• **TASK PROMPT**
Every entry should come back exactly as written, minus the pictures.

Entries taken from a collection
┄┄┄┄┄┄

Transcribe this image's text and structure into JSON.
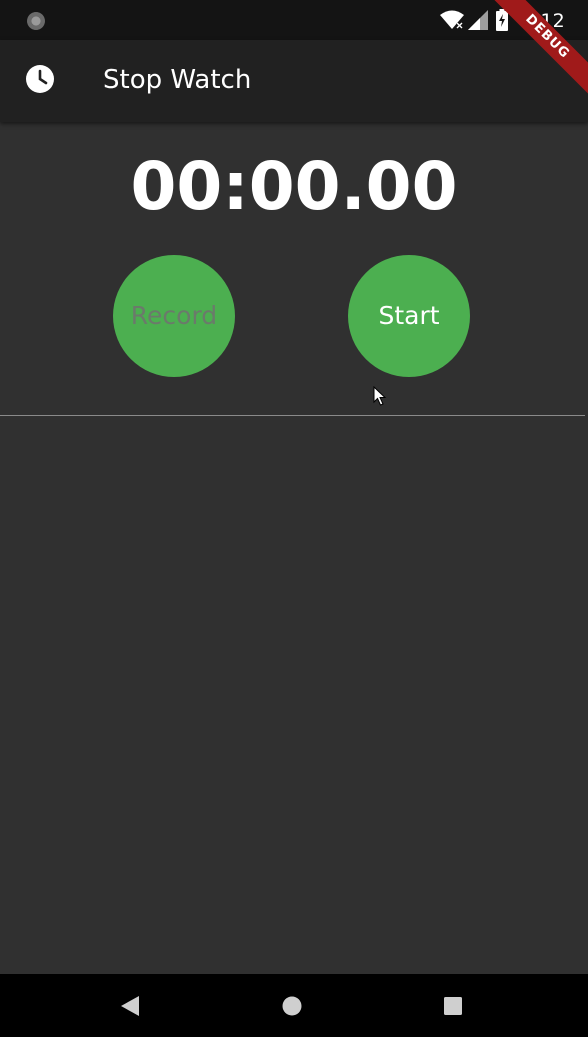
{
  "status_bar": {
    "time": "4:12",
    "icons": [
      "notification-dot-icon",
      "wifi-icon",
      "signal-icon",
      "battery-charging-icon"
    ]
  },
  "app_bar": {
    "icon": "clock-icon",
    "title": "Stop Watch"
  },
  "debug_banner": {
    "label": "DEBUG",
    "color": "#a01a1a"
  },
  "timer": {
    "display": "00:00.00"
  },
  "buttons": {
    "record_label": "Record",
    "start_label": "Start",
    "color": "#4caf50"
  },
  "records": [],
  "nav_bar": {
    "icons": [
      "back-icon",
      "home-icon",
      "recents-icon"
    ]
  }
}
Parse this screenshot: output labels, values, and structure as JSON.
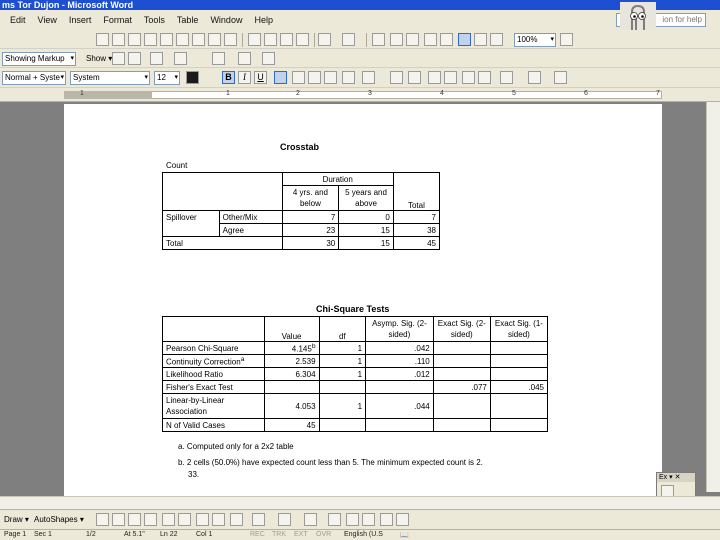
{
  "window": {
    "title": "ms Tor Dujon - Microsoft Word"
  },
  "menu": [
    "Edit",
    "View",
    "Insert",
    "Format",
    "Tools",
    "Table",
    "Window",
    "Help"
  ],
  "help": {
    "placeholder": "ion for help"
  },
  "toolbar": {
    "zoom": "100%",
    "markup_label": "Showing Markup",
    "show_label": "Show",
    "style": "Normal + Syste",
    "font": "System",
    "font_size": "12"
  },
  "document": {
    "crosstab": {
      "title": "Crosstab",
      "count_label": "Count",
      "duration_header": "Duration",
      "col1": "4 yrs. and below",
      "col2": "5 years and above",
      "col_total": "Total",
      "row_group": "Spillover",
      "rows": [
        {
          "label": "Other/Mix",
          "v1": "7",
          "v2": "0",
          "total": "7"
        },
        {
          "label": "Agree",
          "v1": "23",
          "v2": "15",
          "total": "38"
        }
      ],
      "total_row": {
        "label": "Total",
        "v1": "30",
        "v2": "15",
        "total": "45"
      }
    },
    "chisq": {
      "title": "Chi-Square Tests",
      "headers": [
        "Value",
        "df",
        "Asymp. Sig. (2-sided)",
        "Exact Sig. (2-sided)",
        "Exact Sig. (1-sided)"
      ],
      "rows": [
        {
          "label": "Pearson Chi-Square",
          "value": "4.145",
          "sup": "b",
          "df": "1",
          "asymp": ".042",
          "exact2": "",
          "exact1": ""
        },
        {
          "label": "Continuity Correction",
          "sup": "a",
          "value": "2.539",
          "df": "1",
          "asymp": ".110",
          "exact2": "",
          "exact1": ""
        },
        {
          "label": "Likelihood Ratio",
          "value": "6.304",
          "sup": "",
          "df": "1",
          "asymp": ".012",
          "exact2": "",
          "exact1": ""
        },
        {
          "label": "Fisher's Exact Test",
          "value": "",
          "sup": "",
          "df": "",
          "asymp": "",
          "exact2": ".077",
          "exact1": ".045"
        },
        {
          "label": "Linear-by-Linear Association",
          "value": "4.053",
          "sup": "",
          "df": "1",
          "asymp": ".044",
          "exact2": "",
          "exact1": ""
        },
        {
          "label": "N of Valid Cases",
          "value": "45",
          "sup": "",
          "df": "",
          "asymp": "",
          "exact2": "",
          "exact1": ""
        }
      ],
      "footnote_a": "a. Computed only for a 2x2 table",
      "footnote_b": "b. 2 cells (50.0%) have expected count less than 5. The minimum expected count is 2.",
      "footnote_b2": "33."
    }
  },
  "ruler": {
    "marks": [
      "1",
      "1",
      "2",
      "3",
      "4",
      "5",
      "6",
      "7"
    ]
  },
  "drawbar": {
    "draw": "Draw",
    "autoshapes": "AutoShapes"
  },
  "status": {
    "page": "Page 1",
    "sec": "Sec 1",
    "pages": "1/2",
    "at": "At 5.1\"",
    "ln": "Ln 22",
    "col": "Col 1",
    "rec": "REC",
    "trk": "TRK",
    "ext": "EXT",
    "ovr": "OVR",
    "lang": "English (U.S"
  },
  "colors": {
    "titlebar": "#1c4fd2",
    "chrome": "#ece9d8",
    "selected": "#c1d2ee"
  }
}
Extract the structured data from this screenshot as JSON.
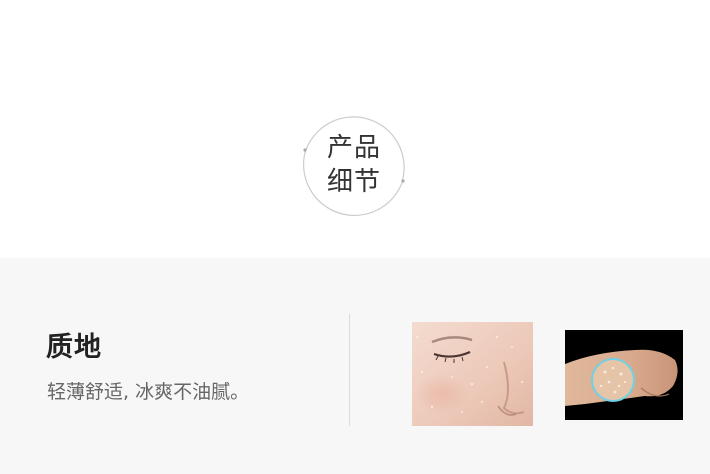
{
  "badge": {
    "line1": "产品",
    "line2": "细节"
  },
  "feature": {
    "title": "质地",
    "description": "轻薄舒适, 冰爽不油腻。"
  },
  "colors": {
    "top_background": "#ffffff",
    "bottom_background": "#f7f7f7",
    "badge_ring": "#cccccc",
    "title_text": "#222222",
    "description_text": "#666666",
    "divider": "#dcdcdc"
  }
}
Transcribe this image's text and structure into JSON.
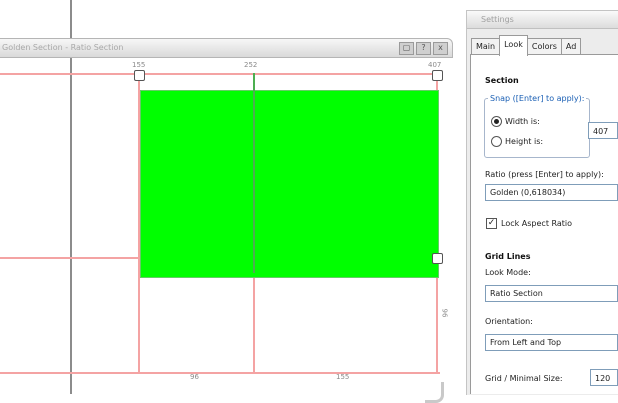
{
  "ruler_window": {
    "title": "Golden Section - Ratio Section",
    "buttons": [
      "▢",
      "?",
      "x"
    ],
    "labels": {
      "top_left": "155",
      "top_mid": "252",
      "top_right": "407",
      "right_side": "96",
      "bottom_left": "96",
      "bottom_right": "155"
    }
  },
  "settings": {
    "title": "Settings",
    "tabs": [
      "Main",
      "Look",
      "Colors",
      "Ad"
    ],
    "active_tab": "Look",
    "section_heading": "Section",
    "snap_caption": "Snap ([Enter] to apply):",
    "width_label": "Width is:",
    "width_value": "407",
    "height_label": "Height is:",
    "ratio_label": "Ratio (press [Enter] to apply):",
    "ratio_value": "Golden (0,618034)",
    "lock_aspect_label": "Lock Aspect Ratio",
    "lock_aspect_checked": true,
    "grid_heading": "Grid Lines",
    "look_mode_label": "Look Mode:",
    "look_mode_value": "Ratio Section",
    "orientation_label": "Orientation:",
    "orientation_value": "From Left and Top",
    "grid_size_label": "Grid / Minimal Size:",
    "grid_size_value": "120"
  },
  "colors": {
    "section_fill": "#00ff00",
    "guide_lines": "#f4a3a3"
  }
}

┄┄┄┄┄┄

• **THE ANSWER**
Transcribe this image's text and structure into JSON.
{
  "status_bar": {
    "time": "4:12",
    "icons": [
      "notification-dot-icon",
      "wifi-icon",
      "signal-icon",
      "battery-charging-icon"
    ]
  },
  "app_bar": {
    "icon": "clock-icon",
    "title": "Stop Watch"
  },
  "debug_banner": {
    "label": "DEBUG",
    "color": "#a01a1a"
  },
  "timer": {
    "display": "00:00.00"
  },
  "buttons": {
    "record_label": "Record",
    "start_label": "Start",
    "color": "#4caf50"
  },
  "records": [],
  "nav_bar": {
    "icons": [
      "back-icon",
      "home-icon",
      "recents-icon"
    ]
  }
}
Parse this screenshot: output labels, values, and structure as JSON.
{
  "window": {
    "title": "ms Tor Dujon - Microsoft Word"
  },
  "menu": [
    "Edit",
    "View",
    "Insert",
    "Format",
    "Tools",
    "Table",
    "Window",
    "Help"
  ],
  "help": {
    "placeholder": "ion for help"
  },
  "toolbar": {
    "zoom": "100%",
    "markup_label": "Showing Markup",
    "show_label": "Show",
    "style": "Normal + Syste",
    "font": "System",
    "font_size": "12"
  },
  "document": {
    "crosstab": {
      "title": "Crosstab",
      "count_label": "Count",
      "duration_header": "Duration",
      "col1": "4 yrs. and below",
      "col2": "5 years and above",
      "col_total": "Total",
      "row_group": "Spillover",
      "rows": [
        {
          "label": "Other/Mix",
          "v1": "7",
          "v2": "0",
          "total": "7"
        },
        {
          "label": "Agree",
          "v1": "23",
          "v2": "15",
          "total": "38"
        }
      ],
      "total_row": {
        "label": "Total",
        "v1": "30",
        "v2": "15",
        "total": "45"
      }
    },
    "chisq": {
      "title": "Chi-Square Tests",
      "headers": [
        "Value",
        "df",
        "Asymp. Sig. (2-sided)",
        "Exact Sig. (2-sided)",
        "Exact Sig. (1-sided)"
      ],
      "rows": [
        {
          "label": "Pearson Chi-Square",
          "value": "4.145",
          "sup": "b",
          "df": "1",
          "asymp": ".042",
          "exact2": "",
          "exact1": ""
        },
        {
          "label": "Continuity Correction",
          "sup": "a",
          "value": "2.539",
          "df": "1",
          "asymp": ".110",
          "exact2": "",
          "exact1": ""
        },
        {
          "label": "Likelihood Ratio",
          "value": "6.304",
          "sup": "",
          "df": "1",
          "asymp": ".012",
          "exact2": "",
          "exact1": ""
        },
        {
          "label": "Fisher's Exact Test",
          "value": "",
          "sup": "",
          "df": "",
          "asymp": "",
          "exact2": ".077",
          "exact1": ".045"
        },
        {
          "label": "Linear-by-Linear Association",
          "value": "4.053",
          "sup": "",
          "df": "1",
          "asymp": ".044",
          "exact2": "",
          "exact1": ""
        },
        {
          "label": "N of Valid Cases",
          "value": "45",
          "sup": "",
          "df": "",
          "asymp": "",
          "exact2": "",
          "exact1": ""
        }
      ],
      "footnote_a": "a. Computed only for a 2x2 table",
      "footnote_b": "b. 2 cells (50.0%) have expected count less than 5. The minimum expected count is 2.",
      "footnote_b2": "33."
    }
  },
  "ruler": {
    "marks": [
      "1",
      "1",
      "2",
      "3",
      "4",
      "5",
      "6",
      "7"
    ]
  },
  "drawbar": {
    "draw": "Draw",
    "autoshapes": "AutoShapes"
  },
  "status": {
    "page": "Page 1",
    "sec": "Sec 1",
    "pages": "1/2",
    "at": "At 5.1\"",
    "ln": "Ln 22",
    "col": "Col 1",
    "rec": "REC",
    "trk": "TRK",
    "ext": "EXT",
    "ovr": "OVR",
    "lang": "English (U.S"
  },
  "colors": {
    "titlebar": "#1c4fd2",
    "chrome": "#ece9d8",
    "selected": "#c1d2ee"
  }
}
Extract the structured data from this screenshot as JSON.
{
  "badge": {
    "line1": "产品",
    "line2": "细节"
  },
  "feature": {
    "title": "质地",
    "description": "轻薄舒适, 冰爽不油腻。"
  },
  "colors": {
    "top_background": "#ffffff",
    "bottom_background": "#f7f7f7",
    "badge_ring": "#cccccc",
    "title_text": "#222222",
    "description_text": "#666666",
    "divider": "#dcdcdc"
  }
}
Transcribe this image's text and structure into JSON.
{
  "ruler_window": {
    "title": "Golden Section - Ratio Section",
    "buttons": [
      "▢",
      "?",
      "x"
    ],
    "labels": {
      "top_left": "155",
      "top_mid": "252",
      "top_right": "407",
      "right_side": "96",
      "bottom_left": "96",
      "bottom_right": "155"
    }
  },
  "settings": {
    "title": "Settings",
    "tabs": [
      "Main",
      "Look",
      "Colors",
      "Ad"
    ],
    "active_tab": "Look",
    "section_heading": "Section",
    "snap_caption": "Snap ([Enter] to apply):",
    "width_label": "Width is:",
    "width_value": "407",
    "height_label": "Height is:",
    "ratio_label": "Ratio (press [Enter] to apply):",
    "ratio_value": "Golden (0,618034)",
    "lock_aspect_label": "Lock Aspect Ratio",
    "lock_aspect_checked": true,
    "grid_heading": "Grid Lines",
    "look_mode_label": "Look Mode:",
    "look_mode_value": "Ratio Section",
    "orientation_label": "Orientation:",
    "orientation_value": "From Left and Top",
    "grid_size_label": "Grid / Minimal Size:",
    "grid_size_value": "120"
  },
  "colors": {
    "section_fill": "#00ff00",
    "guide_lines": "#f4a3a3"
  }
}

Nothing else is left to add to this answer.